§ EXERCISE DIRECTIONS
In your copy, each line below is repeated exactly and no image appears.

--- DATA SECTION ---

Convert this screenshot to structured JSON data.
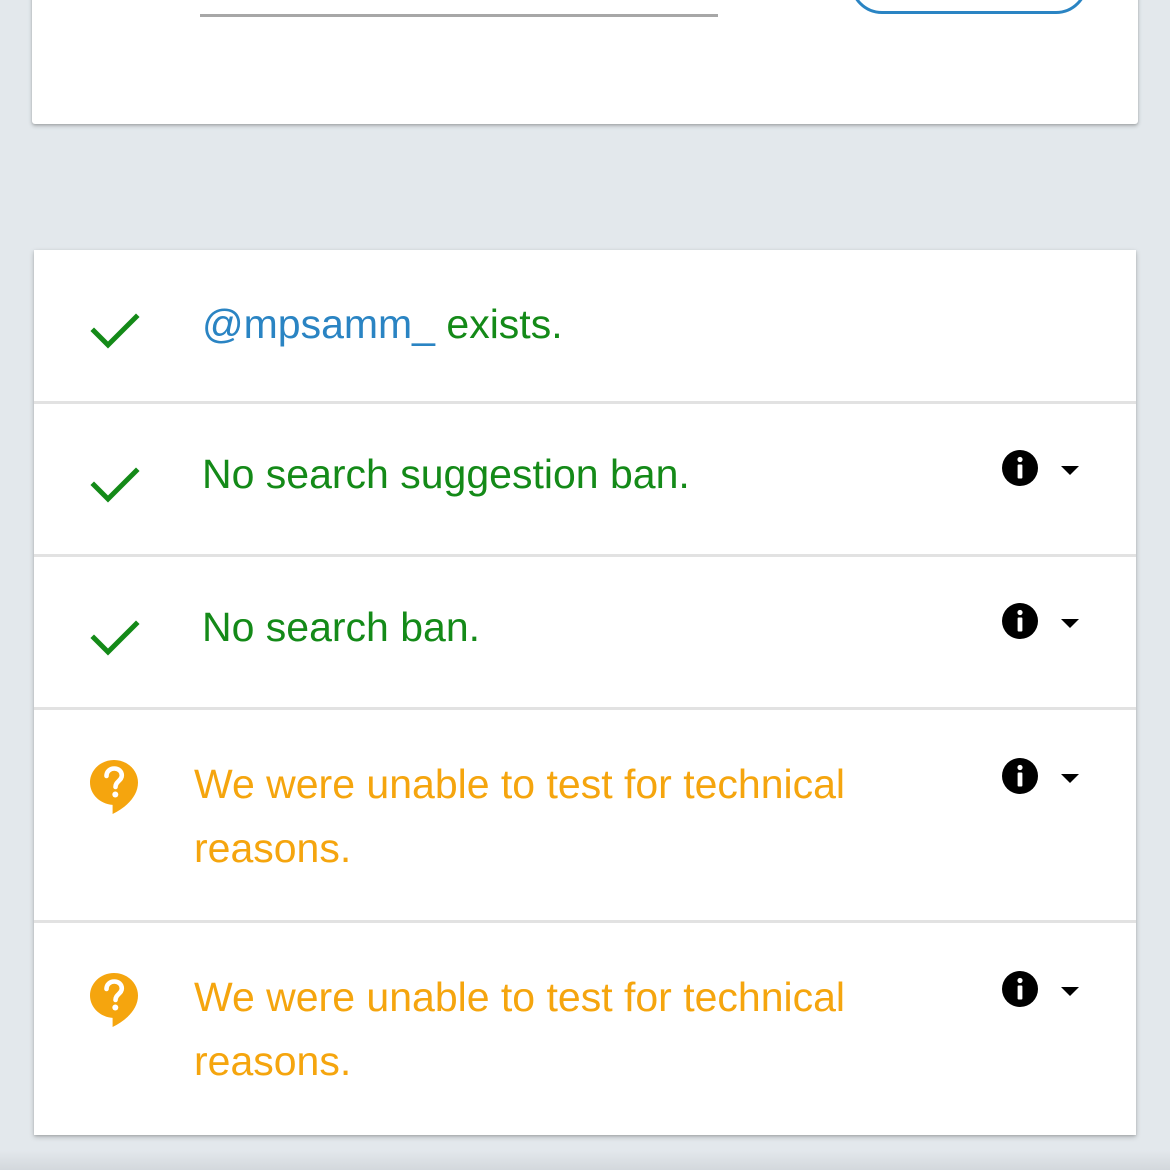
{
  "search": {
    "username_value": "",
    "button_label": ""
  },
  "results": [
    {
      "status": "ok",
      "icon": "check-icon",
      "username": "@mpsamm_",
      "text": " exists.",
      "has_details": false
    },
    {
      "status": "ok",
      "icon": "check-icon",
      "text": "No search suggestion ban.",
      "has_details": true
    },
    {
      "status": "ok",
      "icon": "check-icon",
      "text": "No search ban.",
      "has_details": true
    },
    {
      "status": "unknown",
      "icon": "question-bubble-icon",
      "text": "We were unable to test for technical reasons.",
      "has_details": true
    },
    {
      "status": "unknown",
      "icon": "question-bubble-icon",
      "text": "We were unable to test for technical reasons.",
      "has_details": true
    }
  ],
  "colors": {
    "ok": "#148a18",
    "warning": "#f5a50e",
    "link": "#2a84c3",
    "background": "#e3e8ec"
  }
}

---

§ SOLVED EXERCISE
Convert this screenshot to structured JSON data.
{
  "search": {
    "username_value": "",
    "button_label": ""
  },
  "results": [
    {
      "status": "ok",
      "icon": "check-icon",
      "username": "@mpsamm_",
      "text": " exists.",
      "has_details": false
    },
    {
      "status": "ok",
      "icon": "check-icon",
      "text": "No search suggestion ban.",
      "has_details": true
    },
    {
      "status": "ok",
      "icon": "check-icon",
      "text": "No search ban.",
      "has_details": true
    },
    {
      "status": "unknown",
      "icon": "question-bubble-icon",
      "text": "We were unable to test for technical reasons.",
      "has_details": true
    },
    {
      "status": "unknown",
      "icon": "question-bubble-icon",
      "text": "We were unable to test for technical reasons.",
      "has_details": true
    }
  ],
  "colors": {
    "ok": "#148a18",
    "warning": "#f5a50e",
    "link": "#2a84c3",
    "background": "#e3e8ec"
  }
}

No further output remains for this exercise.